Your goal>
A word-for-word copy of the whole listing is required.

** Opening Listed records block **

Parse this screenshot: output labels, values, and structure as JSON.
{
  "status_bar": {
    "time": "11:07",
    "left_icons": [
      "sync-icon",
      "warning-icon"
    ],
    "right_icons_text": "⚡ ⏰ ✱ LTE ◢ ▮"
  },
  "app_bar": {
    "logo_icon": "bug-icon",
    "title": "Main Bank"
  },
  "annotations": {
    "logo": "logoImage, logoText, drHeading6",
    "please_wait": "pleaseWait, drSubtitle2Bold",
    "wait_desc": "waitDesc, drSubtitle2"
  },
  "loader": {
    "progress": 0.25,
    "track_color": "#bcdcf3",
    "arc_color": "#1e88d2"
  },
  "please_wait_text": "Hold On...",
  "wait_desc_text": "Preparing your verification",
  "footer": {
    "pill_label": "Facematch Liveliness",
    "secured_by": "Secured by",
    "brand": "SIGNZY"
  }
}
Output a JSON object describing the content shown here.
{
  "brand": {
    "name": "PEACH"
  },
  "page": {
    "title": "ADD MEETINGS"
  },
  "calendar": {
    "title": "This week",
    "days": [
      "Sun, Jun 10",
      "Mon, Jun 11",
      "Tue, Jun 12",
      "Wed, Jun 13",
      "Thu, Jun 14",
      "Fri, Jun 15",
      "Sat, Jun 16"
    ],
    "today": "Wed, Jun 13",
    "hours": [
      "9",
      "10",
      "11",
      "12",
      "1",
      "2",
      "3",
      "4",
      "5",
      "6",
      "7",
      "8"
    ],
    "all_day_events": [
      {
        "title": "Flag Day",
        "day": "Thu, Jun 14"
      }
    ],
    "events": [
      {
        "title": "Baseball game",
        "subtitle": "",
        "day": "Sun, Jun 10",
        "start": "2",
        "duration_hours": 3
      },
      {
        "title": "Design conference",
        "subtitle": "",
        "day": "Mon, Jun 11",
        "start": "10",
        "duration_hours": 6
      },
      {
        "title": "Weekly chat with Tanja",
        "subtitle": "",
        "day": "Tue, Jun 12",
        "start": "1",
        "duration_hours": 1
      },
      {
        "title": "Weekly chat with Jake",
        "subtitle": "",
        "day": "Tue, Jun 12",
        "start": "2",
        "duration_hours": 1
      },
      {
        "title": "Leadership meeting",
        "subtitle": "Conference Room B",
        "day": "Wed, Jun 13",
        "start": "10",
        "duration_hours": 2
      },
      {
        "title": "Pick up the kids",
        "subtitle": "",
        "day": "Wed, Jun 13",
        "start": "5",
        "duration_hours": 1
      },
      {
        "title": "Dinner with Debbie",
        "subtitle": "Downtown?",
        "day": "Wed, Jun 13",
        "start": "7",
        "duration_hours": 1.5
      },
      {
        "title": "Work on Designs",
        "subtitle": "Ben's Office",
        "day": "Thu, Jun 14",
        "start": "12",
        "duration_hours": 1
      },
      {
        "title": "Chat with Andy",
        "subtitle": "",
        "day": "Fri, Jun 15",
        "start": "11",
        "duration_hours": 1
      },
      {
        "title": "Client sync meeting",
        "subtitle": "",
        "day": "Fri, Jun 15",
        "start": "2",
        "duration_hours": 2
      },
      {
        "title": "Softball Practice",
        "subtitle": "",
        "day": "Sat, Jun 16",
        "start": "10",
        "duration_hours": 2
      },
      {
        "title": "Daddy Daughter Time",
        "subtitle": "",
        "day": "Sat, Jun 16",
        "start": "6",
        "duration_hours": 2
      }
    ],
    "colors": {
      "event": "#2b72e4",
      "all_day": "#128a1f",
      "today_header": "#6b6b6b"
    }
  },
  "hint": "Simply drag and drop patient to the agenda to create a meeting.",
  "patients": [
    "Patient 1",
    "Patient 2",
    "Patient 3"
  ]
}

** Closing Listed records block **

Answer area>
Parse this screenshot: output labels, values, and structure as JSON.
{
  "status_bar": {
    "time": "11:07",
    "left_icons": [
      "sync-icon",
      "warning-icon"
    ],
    "right_icons_text": "⚡ ⏰ ✱ LTE ◢ ▮"
  },
  "app_bar": {
    "logo_icon": "bug-icon",
    "title": "Main Bank"
  },
  "annotations": {
    "logo": "logoImage, logoText, drHeading6",
    "please_wait": "pleaseWait, drSubtitle2Bold",
    "wait_desc": "waitDesc, drSubtitle2"
  },
  "loader": {
    "progress": 0.25,
    "track_color": "#bcdcf3",
    "arc_color": "#1e88d2"
  },
  "please_wait_text": "Hold On...",
  "wait_desc_text": "Preparing your verification",
  "footer": {
    "pill_label": "Facematch Liveliness",
    "secured_by": "Secured by",
    "brand": "SIGNZY"
  }
}
Output a JSON object describing the content shown here.
{
  "brand": {
    "name": "PEACH"
  },
  "page": {
    "title": "ADD MEETINGS"
  },
  "calendar": {
    "title": "This week",
    "days": [
      "Sun, Jun 10",
      "Mon, Jun 11",
      "Tue, Jun 12",
      "Wed, Jun 13",
      "Thu, Jun 14",
      "Fri, Jun 15",
      "Sat, Jun 16"
    ],
    "today": "Wed, Jun 13",
    "hours": [
      "9",
      "10",
      "11",
      "12",
      "1",
      "2",
      "3",
      "4",
      "5",
      "6",
      "7",
      "8"
    ],
    "all_day_events": [
      {
        "title": "Flag Day",
        "day": "Thu, Jun 14"
      }
    ],
    "events": [
      {
        "title": "Baseball game",
        "subtitle": "",
        "day": "Sun, Jun 10",
        "start": "2",
        "duration_hours": 3
      },
      {
        "title": "Design conference",
        "subtitle": "",
        "day": "Mon, Jun 11",
        "start": "10",
        "duration_hours": 6
      },
      {
        "title": "Weekly chat with Tanja",
        "subtitle": "",
        "day": "Tue, Jun 12",
        "start": "1",
        "duration_hours": 1
      },
      {
        "title": "Weekly chat with Jake",
        "subtitle": "",
        "day": "Tue, Jun 12",
        "start": "2",
        "duration_hours": 1
      },
      {
        "title": "Leadership meeting",
        "subtitle": "Conference Room B",
        "day": "Wed, Jun 13",
        "start": "10",
        "duration_hours": 2
      },
      {
        "title": "Pick up the kids",
        "subtitle": "",
        "day": "Wed, Jun 13",
        "start": "5",
        "duration_hours": 1
      },
      {
        "title": "Dinner with Debbie",
        "subtitle": "Downtown?",
        "day": "Wed, Jun 13",
        "start": "7",
        "duration_hours": 1.5
      },
      {
        "title": "Work on Designs",
        "subtitle": "Ben's Office",
        "day": "Thu, Jun 14",
        "start": "12",
        "duration_hours": 1
      },
      {
        "title": "Chat with Andy",
        "subtitle": "",
        "day": "Fri, Jun 15",
        "start": "11",
        "duration_hours": 1
      },
      {
        "title": "Client sync meeting",
        "subtitle": "",
        "day": "Fri, Jun 15",
        "start": "2",
        "duration_hours": 2
      },
      {
        "title": "Softball Practice",
        "subtitle": "",
        "day": "Sat, Jun 16",
        "start": "10",
        "duration_hours": 2
      },
      {
        "title": "Daddy Daughter Time",
        "subtitle": "",
        "day": "Sat, Jun 16",
        "start": "6",
        "duration_hours": 2
      }
    ],
    "colors": {
      "event": "#2b72e4",
      "all_day": "#128a1f",
      "today_header": "#6b6b6b"
    }
  },
  "hint": "Simply drag and drop patient to the agenda to create a meeting.",
  "patients": [
    "Patient 1",
    "Patient 2",
    "Patient 3"
  ]
}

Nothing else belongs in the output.